In the beginning was the Word, and the Word was with God, and the Word was God. He [Jesus] was with God in the beginning. Through him all things were made; without him nothing was made that has been made. John 1:1–3
If you were to sit down and write a book, how would you begin? Would you start by introducing yourself, letting the reader get to know a bit about you and what you hope to accomplish for them? That is precisely how many books of the Bible begin. But, the Gospel of John is not like many other books of the Bible.
The opening of John’s Gospel reminds me of a drag race. I grew up in a family of motor heads firmly committed to classic American muscle cars. My pops is currently restoring a classic Chevy. One uncle was a stock car driver, and I spent nights growing up hearing the engines roar from the pits. My brother is a stock car driver as well.
There is very little that matches the thrill of being behind the wheel when a race starts and the force of gravity throws you back into the seat as the car lunges forward from a standstill. John’s letter starts like that.
John opens by echoing Genesis 1:1, “In the beginning…” The point is that the same God who made the world has entered the world and brings with Him new beginnings. Everything and everyone, including your life and family, can get a fresh start and new beginning with Jesus Christ.

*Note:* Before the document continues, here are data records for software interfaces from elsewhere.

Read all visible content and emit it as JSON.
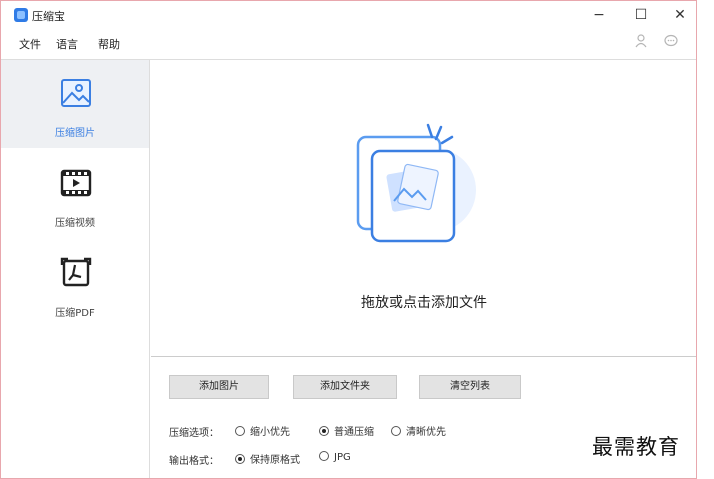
{
  "app": {
    "title": "压缩宝"
  },
  "window_controls": {
    "minimize": "−",
    "maximize": "☐",
    "close": "✕"
  },
  "menu": {
    "file": "文件",
    "language": "语言",
    "help": "帮助"
  },
  "header_icons": {
    "user": "user-icon",
    "chat": "chat-icon"
  },
  "sidebar": {
    "items": [
      {
        "label": "压缩图片",
        "icon": "image-icon",
        "active": true
      },
      {
        "label": "压缩视频",
        "icon": "video-icon",
        "active": false
      },
      {
        "label": "压缩PDF",
        "icon": "pdf-icon",
        "active": false
      }
    ]
  },
  "drop_area": {
    "text": "拖放或点击添加文件"
  },
  "buttons": {
    "add_image": "添加图片",
    "add_folder": "添加文件夹",
    "clear_list": "清空列表"
  },
  "compress_options": {
    "label": "压缩选项：",
    "options": [
      {
        "label": "缩小优先",
        "checked": false
      },
      {
        "label": "普通压缩",
        "checked": true
      },
      {
        "label": "清晰优先",
        "checked": false
      }
    ]
  },
  "output_format": {
    "label": "输出格式：",
    "options": [
      {
        "label": "保持原格式",
        "checked": true
      },
      {
        "label": "JPG",
        "checked": false
      }
    ]
  },
  "watermark": {
    "text": "最需教育"
  },
  "colors": {
    "accent": "#3b7fe2",
    "sidebar_active_bg": "#eef0f3",
    "button_bg": "#e3e3e3"
  }
}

Jesus is our eternal God. That is the basic point of the opening lines of John. Before anything was created, Jesus existed. Jesus is not a created being, but rather our Creator God. He was with God the Father in eternity past and “was God.” That last line is as clear as the Bible could possibly be about the deity of Jesus Christ as God. If Jesus were at your company holiday party, He would have written “God” on His nametag. It’s that clear.
By referring to Jesus as the eternal Word of God, the Bible is here showing that Jesus is the hope and longing of both Hebrew and Greek cultures, which dominated that day. For the Hebrew, God’s speech and action were one and the same. If you know the biblical account of creation, it says over and over that God spoke creation into existence by the sheer power of His Word (Genesis 1:3, 6, 11). This is because God’s Word is all-powerful and nothing can thwart or stop it from accomplishing its goal (Isaiah 55:11).

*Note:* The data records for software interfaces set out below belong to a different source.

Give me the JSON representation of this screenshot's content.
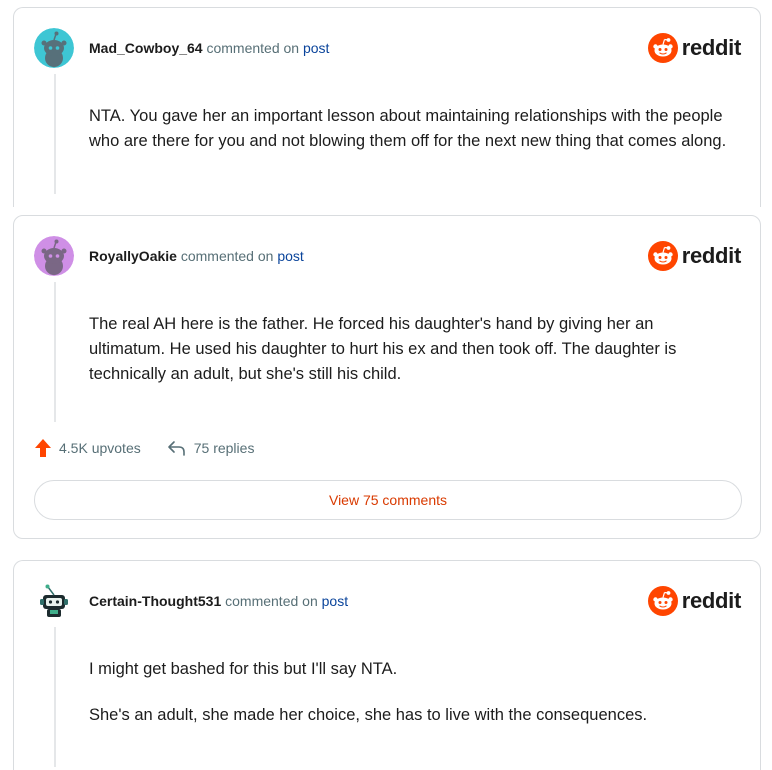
{
  "colors": {
    "reddit_orange": "#ff4500",
    "link_blue": "#0a449b",
    "action_orange": "#d93a00",
    "upvote_red": "#ff4500"
  },
  "brand": {
    "logo_icon": "reddit-snoo-icon",
    "logo_word": "reddit"
  },
  "comments": [
    {
      "username": "Mad_Cowboy_64",
      "commented_on": "commented on",
      "post_link": "post",
      "avatar_color": "#3ec6d4",
      "avatar_icon": "snoo-avatar-icon",
      "body": [
        "NTA. You gave her an important lesson about maintaining relationships with the people who are there for you and not blowing them off for the next new thing that comes along."
      ]
    },
    {
      "username": "RoyallyOakie",
      "commented_on": "commented on",
      "post_link": "post",
      "avatar_color": "#cf8fe6",
      "avatar_icon": "snoo-avatar-icon",
      "body": [
        "The real AH here is the father. He forced his daughter's hand by giving her an ultimatum. He used his daughter to hurt his ex and then took off. The daughter is technically an adult, but she's still his child."
      ],
      "upvotes": "4.5K upvotes",
      "replies": "75 replies",
      "view_comments": "View 75 comments",
      "upvote_icon": "upvote-arrow-icon",
      "reply_icon": "reply-arrow-icon"
    },
    {
      "username": "Certain-Thought531",
      "commented_on": "commented on",
      "post_link": "post",
      "avatar_color": "#ffffff",
      "avatar_icon": "custom-snoo-avatar-icon",
      "body": [
        "I might get bashed for this but I'll say NTA.",
        "She's an adult, she made her choice, she has to live with the consequences."
      ]
    }
  ]
}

The Greeks living at the end of the first century also clung tightly to their proud heritage, a philosophical one extending from Heraclitus (540–480 BC), to Socrates (470–399 BC), Plato (428–348 BC), Aristotle (384–327), Cicero (106–43 BC), and a host of philosophers, poets, and playwrights. At the fountainhead of Greek philosophy was Heraclitus whose image could be found on the coins in Ephesus for several centuries following his death. In his three-volume work, On Nature, Heraclitus taught that the world was created by fire and maintains an intricate balance between constant flux and overriding stability. He illustrated this point by penning the now-famous claim that a person never steps into the same river twice because of its constant change. For Heraclitus, the creation of the world, the ordering of all of life, and the immortality of the human soul were all made possible solely by the word (or logos) that was the invisible and intelligent force behind this world. Also, it was the word through which all things were interrelated and brought into harmony, such as life and death, good and evil, darkness and light, and the gods and people. For Greek philosophy, the key to all understanding began with understanding the Logos. John’s point is simple, no matter what you want to understand it’s always good to start with Jesus!

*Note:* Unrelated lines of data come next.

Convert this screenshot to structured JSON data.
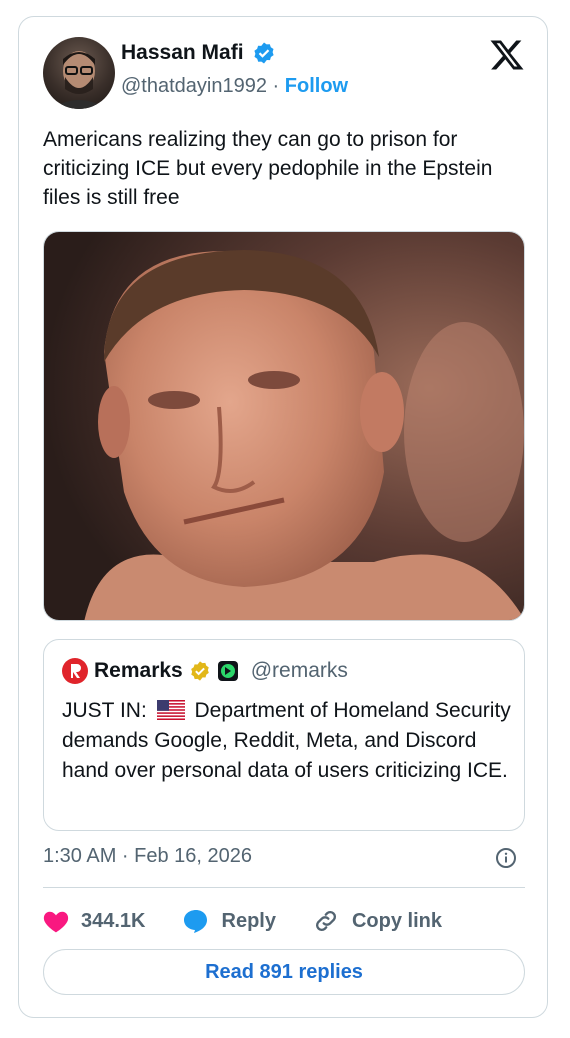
{
  "author": {
    "name": "Hassan Mafi",
    "handle": "@thatdayin1992",
    "separator": "·",
    "follow_label": "Follow"
  },
  "tweet": {
    "text": "Americans realizing they can go to prison for criticizing ICE but every pedophile in the Epstein files is still free"
  },
  "quote": {
    "name": "Remarks",
    "handle": "@remarks",
    "prefix": "JUST IN:",
    "text": "Department of Homeland Security demands Google, Reddit, Meta, and Discord hand over personal data of users criticizing ICE."
  },
  "meta": {
    "timestamp": "1:30 AM · Feb 16, 2026"
  },
  "actions": {
    "likes": "344.1K",
    "reply_label": "Reply",
    "copy_label": "Copy link"
  },
  "footer": {
    "read_replies": "Read 891 replies"
  },
  "colors": {
    "accent": "#1d9bf0",
    "like": "#f91880",
    "border": "#cfd9de"
  },
  "icons": [
    "x-logo-icon",
    "verified-badge-icon",
    "heart-icon",
    "reply-bubble-icon",
    "link-icon",
    "info-icon",
    "us-flag-icon"
  ]
}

John begins his book with Jesus Christ. How can you begin your day with Jesus Christ this year in such things as Bible reading and prayer? How can you start your week with Jesus Christ this year by being involved in a Christian church? How can you start your finances with Jesus Christ this year by giving generously? How can you start your relationships with Jesus Christ this year by praying with and for others?
I will spend roughly an entire year preaching verse-by-verse through the entire Gospel of John and those sermons can be found for free each week after they are preached at MarkDriscoll.org.